First of all I’d like to wish a Happy Father’s Day to my awesome husband.  We certainly never thought we’d be spending this day missing our only child.  We got out of the house and had some fun today.  As Father’s Day approached I got more and more anxious about it.  Saturday I did my typical weekend errands.  I walked around Wal-Mart and saw all of the Father’s Day displays and cards and realized that it was perhaps weighing more heavily on me than Mother’s Day had.  I think because when we were pregnant I of course thought ahead to Mother’s Day, but it wasn’t a day I was planning for, it was a day that I knew my child and husband was make wonderful.  My husband is a romantic man and is always surprising me.  But Father’s Day, from the moment I found out we were pregnant, I’d planned for.  I’d dreamed about the cute little crafts I’d make with the baby to give to my husband.  I’d dreamed about making a big breakfast and catering to him all day.  I knew exactly what I’d do to make his first Father’s Day perfect.  But now what was I supposed to do?  We ended up having a pleasant day.  Certainly some awkward moments when complete strangers would wish my husband a Happy Father’s Day and we’d smile and wait to see if they asked if we had kids or how many kids we have.  Fortunately, the stopped at the wish and my husband just smiled and said thanks.  We spent time talking about her and what we’d be doing with her, as she’d be 10 months old now.  So not a bad day altogether.  Just sad. And I guess it’s a question that will always be on our minds, “What would she be like now?”  

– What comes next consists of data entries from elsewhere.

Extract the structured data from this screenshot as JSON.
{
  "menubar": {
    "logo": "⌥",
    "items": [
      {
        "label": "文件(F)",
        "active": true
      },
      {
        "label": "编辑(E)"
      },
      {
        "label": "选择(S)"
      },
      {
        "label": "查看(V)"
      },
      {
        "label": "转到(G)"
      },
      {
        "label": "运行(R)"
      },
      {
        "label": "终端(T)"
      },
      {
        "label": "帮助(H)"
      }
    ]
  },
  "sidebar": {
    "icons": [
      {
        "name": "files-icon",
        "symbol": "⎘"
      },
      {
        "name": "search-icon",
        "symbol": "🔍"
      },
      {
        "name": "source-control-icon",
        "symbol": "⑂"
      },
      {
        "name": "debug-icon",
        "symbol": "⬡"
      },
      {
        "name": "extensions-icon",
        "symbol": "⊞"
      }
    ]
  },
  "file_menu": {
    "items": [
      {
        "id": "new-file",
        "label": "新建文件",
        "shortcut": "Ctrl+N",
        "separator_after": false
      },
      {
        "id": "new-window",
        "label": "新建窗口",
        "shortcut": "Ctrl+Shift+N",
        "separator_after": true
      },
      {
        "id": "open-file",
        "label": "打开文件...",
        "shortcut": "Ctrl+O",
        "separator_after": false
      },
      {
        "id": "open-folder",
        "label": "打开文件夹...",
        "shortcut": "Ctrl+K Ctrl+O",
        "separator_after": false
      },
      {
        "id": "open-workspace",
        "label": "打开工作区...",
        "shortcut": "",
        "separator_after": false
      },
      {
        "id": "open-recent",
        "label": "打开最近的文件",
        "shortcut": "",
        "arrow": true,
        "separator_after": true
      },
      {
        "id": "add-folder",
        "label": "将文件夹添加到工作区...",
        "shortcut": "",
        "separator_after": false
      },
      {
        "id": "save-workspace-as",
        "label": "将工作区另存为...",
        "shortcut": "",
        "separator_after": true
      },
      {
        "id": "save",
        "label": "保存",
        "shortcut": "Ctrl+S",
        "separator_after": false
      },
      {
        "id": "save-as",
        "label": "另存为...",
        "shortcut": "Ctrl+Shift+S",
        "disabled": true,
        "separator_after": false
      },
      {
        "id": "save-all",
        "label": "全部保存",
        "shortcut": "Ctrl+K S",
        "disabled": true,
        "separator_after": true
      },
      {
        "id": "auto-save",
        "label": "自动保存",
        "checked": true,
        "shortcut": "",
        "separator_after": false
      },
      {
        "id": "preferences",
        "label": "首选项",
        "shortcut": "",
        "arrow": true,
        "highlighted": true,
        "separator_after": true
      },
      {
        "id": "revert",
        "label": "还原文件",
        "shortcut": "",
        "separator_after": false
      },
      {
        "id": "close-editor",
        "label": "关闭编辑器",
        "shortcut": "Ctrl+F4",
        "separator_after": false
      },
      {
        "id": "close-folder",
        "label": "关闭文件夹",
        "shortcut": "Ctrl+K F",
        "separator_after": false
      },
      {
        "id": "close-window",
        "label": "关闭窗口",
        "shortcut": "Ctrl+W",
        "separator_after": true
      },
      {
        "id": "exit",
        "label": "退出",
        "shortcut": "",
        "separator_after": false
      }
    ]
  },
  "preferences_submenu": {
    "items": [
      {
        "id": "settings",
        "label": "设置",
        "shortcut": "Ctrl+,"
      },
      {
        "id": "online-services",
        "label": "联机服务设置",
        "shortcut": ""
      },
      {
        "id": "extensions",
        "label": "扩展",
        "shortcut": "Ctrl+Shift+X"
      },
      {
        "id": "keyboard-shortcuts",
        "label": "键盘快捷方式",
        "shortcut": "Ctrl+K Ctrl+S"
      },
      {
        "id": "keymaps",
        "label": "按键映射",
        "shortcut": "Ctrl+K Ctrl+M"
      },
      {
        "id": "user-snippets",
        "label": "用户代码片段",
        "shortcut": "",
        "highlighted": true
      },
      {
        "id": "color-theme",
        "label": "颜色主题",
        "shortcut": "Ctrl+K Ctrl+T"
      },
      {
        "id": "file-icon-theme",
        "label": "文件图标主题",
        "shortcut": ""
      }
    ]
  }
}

Just rub it in my face

Sometimes I feel like it’s being rubbed in my face that I don’t have a baby to hold, or that I’m not pregnant. While in the grocery store today the lady in line behind me took a phone call from someone who was telling her all about a baby that was just born moments before.  I came home and got on the internet and my homepage was full of news about freaking Kim Kardashian having her baby and the Kate (princess/duchess, whatever she is) going on maternity leave.  Some days you simply cannot avoid the reminders and it’s like they are being rubbed in your face! UGH!  Frustrating day!  

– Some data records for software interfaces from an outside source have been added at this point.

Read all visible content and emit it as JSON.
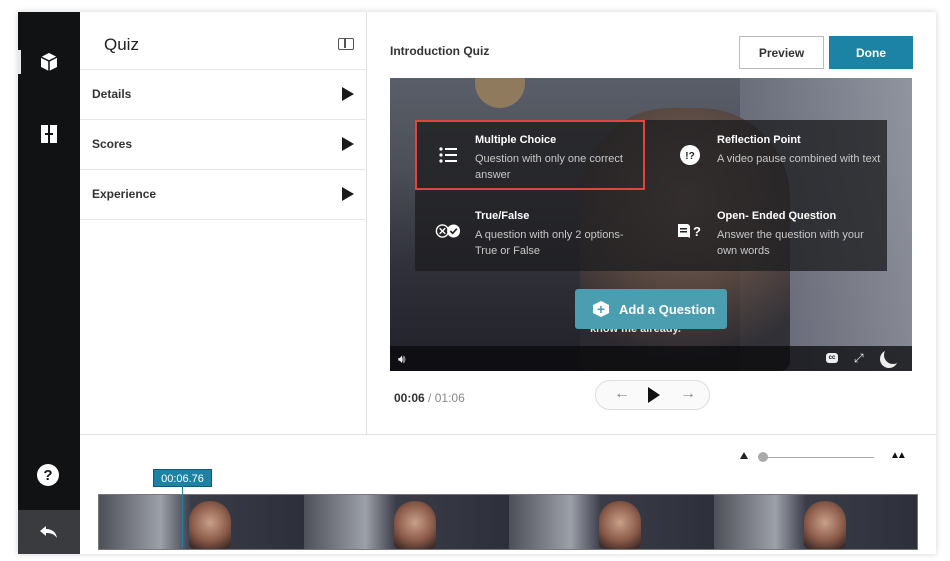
{
  "panel": {
    "title": "Quiz",
    "rows": [
      {
        "label": "Details"
      },
      {
        "label": "Scores"
      },
      {
        "label": "Experience"
      }
    ]
  },
  "main": {
    "title": "Introduction Quiz",
    "preview_label": "Preview",
    "done_label": "Done"
  },
  "question_types": [
    {
      "title": "Multiple Choice",
      "desc": "Question with only one correct answer",
      "icon": "list-icon",
      "selected": true
    },
    {
      "title": "Reflection Point",
      "desc": "A video pause combined with text",
      "icon": "question-exclaim-icon",
      "selected": false
    },
    {
      "title": "True/False",
      "desc": "A question with only 2 options- True or False",
      "icon": "true-false-icon",
      "selected": false
    },
    {
      "title": "Open- Ended Question",
      "desc": "Answer the question with your own words",
      "icon": "open-ended-icon",
      "selected": false
    }
  ],
  "add_question_label": "Add a Question",
  "caption": "know me already.",
  "player": {
    "current_time": "00:06",
    "separator": "/",
    "total_time": "01:06"
  },
  "timeline": {
    "time_tag": "00:06.76"
  },
  "colors": {
    "accent": "#1d83a5",
    "selection": "#e0453f",
    "rail": "#111214"
  }
}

Just a moment

I came across this quote today and it touched me.  

“A life may last just for a moment, but memory can make that moment last forever.” author unknown.

I don’t know if I can put into words how true this is, but I’ll try.  Lauren’s life was 22 minutes long.  So brief.  She never cried, never opened her eyes, never did any of the things you wait for your baby to do as a sign they are ok.  In a way, her short life was a blur because of everything else that was going on with me at the time because of the preeclampsia and c-section.  But in another way, the moments she was alive are crystal clear.  Just a few moments.  My husband and I will forever remember and cherish those short moments.  It is a memory that we wouldn’t trade for all the money in the world.  Its one we hold on to and relive often through thought and conversation.  We are remembering that moment, making it last forever, because it is all we have.  We have to do that for ourselves and for Lauren.  

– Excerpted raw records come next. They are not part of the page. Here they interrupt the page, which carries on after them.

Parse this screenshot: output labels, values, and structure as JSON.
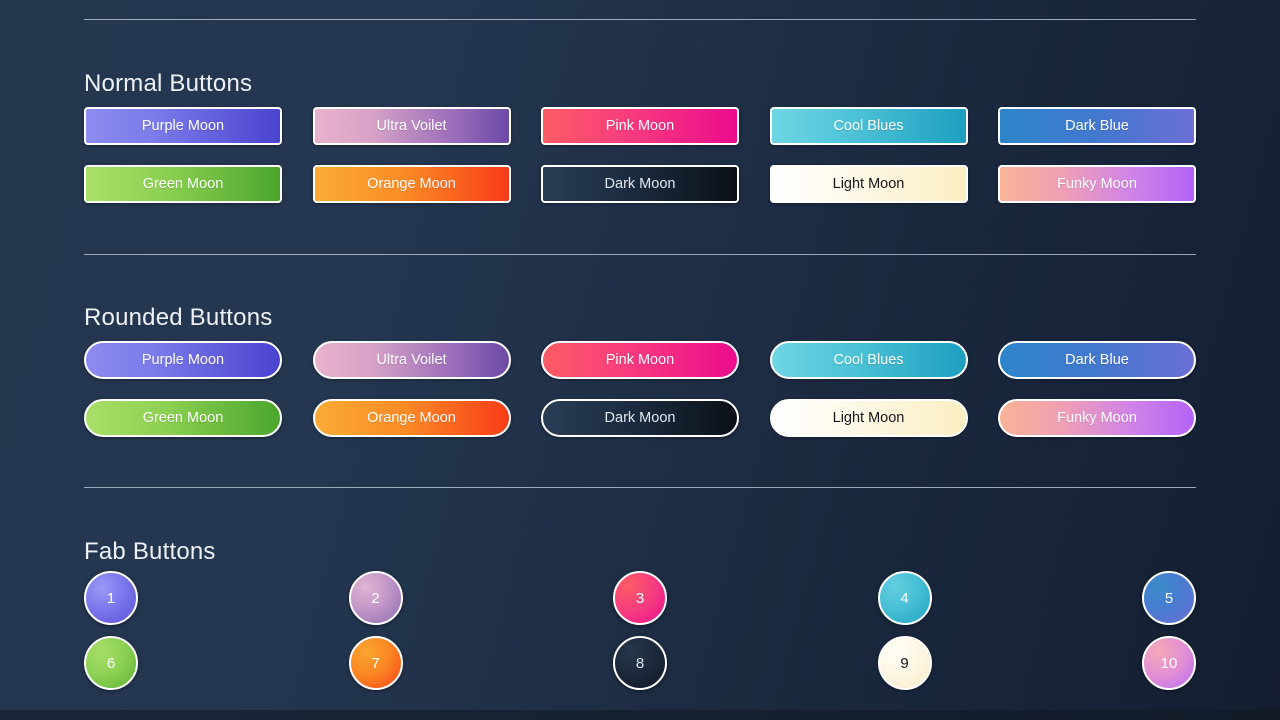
{
  "theme": {
    "background_dark": "#141e30",
    "background_light": "#24374f",
    "divider_color": "#b9c4d2",
    "title_color": "#eef1f6",
    "border_color": "#ffffff"
  },
  "sections": [
    {
      "id": "normal",
      "title": "Normal Buttons",
      "shape": "rect",
      "buttons": [
        {
          "label": "Purple Moon",
          "theme": "g-purple",
          "from": "#8b8bf0",
          "to": "#4a43cf"
        },
        {
          "label": "Ultra Voilet",
          "theme": "g-violet",
          "from": "#e9b2cd",
          "to": "#6b4aa6"
        },
        {
          "label": "Pink Moon",
          "theme": "g-pink",
          "from": "#fc5c65",
          "to": "#ec0c8c"
        },
        {
          "label": "Cool Blues",
          "theme": "g-cool",
          "from": "#6fd6e3",
          "to": "#1e9fc0"
        },
        {
          "label": "Dark Blue",
          "theme": "g-dblue",
          "from": "#2d85c9",
          "to": "#6d6fd5"
        },
        {
          "label": "Green Moon",
          "theme": "g-green",
          "from": "#a9df68",
          "to": "#4ba62d"
        },
        {
          "label": "Orange Moon",
          "theme": "g-orange",
          "from": "#f9ab34",
          "to": "#f93c17"
        },
        {
          "label": "Dark Moon",
          "theme": "g-dark",
          "from": "#2a3d55",
          "to": "#0b1016"
        },
        {
          "label": "Light Moon",
          "theme": "g-light",
          "from": "#ffffff",
          "to": "#fbeec1"
        },
        {
          "label": "Funky Moon",
          "theme": "g-funky",
          "from": "#f9b497",
          "to": "#b463f7"
        }
      ]
    },
    {
      "id": "rounded",
      "title": "Rounded Buttons",
      "shape": "pill",
      "buttons": [
        {
          "label": "Purple Moon",
          "theme": "g-purple",
          "from": "#8b8bf0",
          "to": "#4a43cf"
        },
        {
          "label": "Ultra Voilet",
          "theme": "g-violet",
          "from": "#e9b2cd",
          "to": "#6b4aa6"
        },
        {
          "label": "Pink Moon",
          "theme": "g-pink",
          "from": "#fc5c65",
          "to": "#ec0c8c"
        },
        {
          "label": "Cool Blues",
          "theme": "g-cool",
          "from": "#6fd6e3",
          "to": "#1e9fc0"
        },
        {
          "label": "Dark Blue",
          "theme": "g-dblue",
          "from": "#2d85c9",
          "to": "#6d6fd5"
        },
        {
          "label": "Green Moon",
          "theme": "g-green",
          "from": "#a9df68",
          "to": "#4ba62d"
        },
        {
          "label": "Orange Moon",
          "theme": "g-orange",
          "from": "#f9ab34",
          "to": "#f93c17"
        },
        {
          "label": "Dark Moon",
          "theme": "g-dark",
          "from": "#2a3d55",
          "to": "#0b1016"
        },
        {
          "label": "Light Moon",
          "theme": "g-light",
          "from": "#ffffff",
          "to": "#fbeec1"
        },
        {
          "label": "Funky Moon",
          "theme": "g-funky",
          "from": "#f9b497",
          "to": "#b463f7"
        }
      ]
    },
    {
      "id": "fab",
      "title": "Fab Buttons",
      "shape": "circle",
      "buttons": [
        {
          "label": "1",
          "theme": "g-purple",
          "from": "#8b8bf0",
          "to": "#4a43cf"
        },
        {
          "label": "2",
          "theme": "g-violet",
          "from": "#e9b2cd",
          "to": "#6b4aa6"
        },
        {
          "label": "3",
          "theme": "g-pink",
          "from": "#fc5c65",
          "to": "#ec0c8c"
        },
        {
          "label": "4",
          "theme": "g-cool",
          "from": "#6fd6e3",
          "to": "#1e9fc0"
        },
        {
          "label": "5",
          "theme": "g-dblue",
          "from": "#2d85c9",
          "to": "#6d6fd5"
        },
        {
          "label": "6",
          "theme": "g-green",
          "from": "#a9df68",
          "to": "#4ba62d"
        },
        {
          "label": "7",
          "theme": "g-orange",
          "from": "#f9ab34",
          "to": "#f93c17"
        },
        {
          "label": "8",
          "theme": "g-dark",
          "from": "#2a3d55",
          "to": "#0b1016"
        },
        {
          "label": "9",
          "theme": "g-light",
          "from": "#ffffff",
          "to": "#fbeec1"
        },
        {
          "label": "10",
          "theme": "g-funky",
          "from": "#f9b497",
          "to": "#b463f7"
        }
      ]
    }
  ]
}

The 4th

Yesterday, June 4th, marked 10 months since we said hello and goodbye to Lauren.  10 months.  It doesn’t seem possible that we’ve been missing her for that long.  But believe me, every hour of those 10 months have been filled with missing, wondering, and longing.  We miss her so badly.  Every time the 4th of each month comes around we start to think about how old she’d be and what she would be like. We wonder what she’d be like. She’d be 10 months old, crawling now.  But instead we miss her.  We wonder what she’d look like, which baby foods she’d like and which ones she’d hate.  We wonder if she’d be a vocal 10 month old, full of giggles and baby talk.  We think about all of these things.  But we also think about the future that we won’t get to share with her.  Going to school, visits from the tooth fairy, crushes, driving, prom, college, a wedding, and even becoming grandparents.  These things are the things that we immediately started dreaming about the moment we found out we were pregnant with her.  So here we are 10 months after losing her, never to dream with her about a future.  I guess every 4th from here on out will always be filled with that missing and wondering.  The 4th will always be Lauren’s day.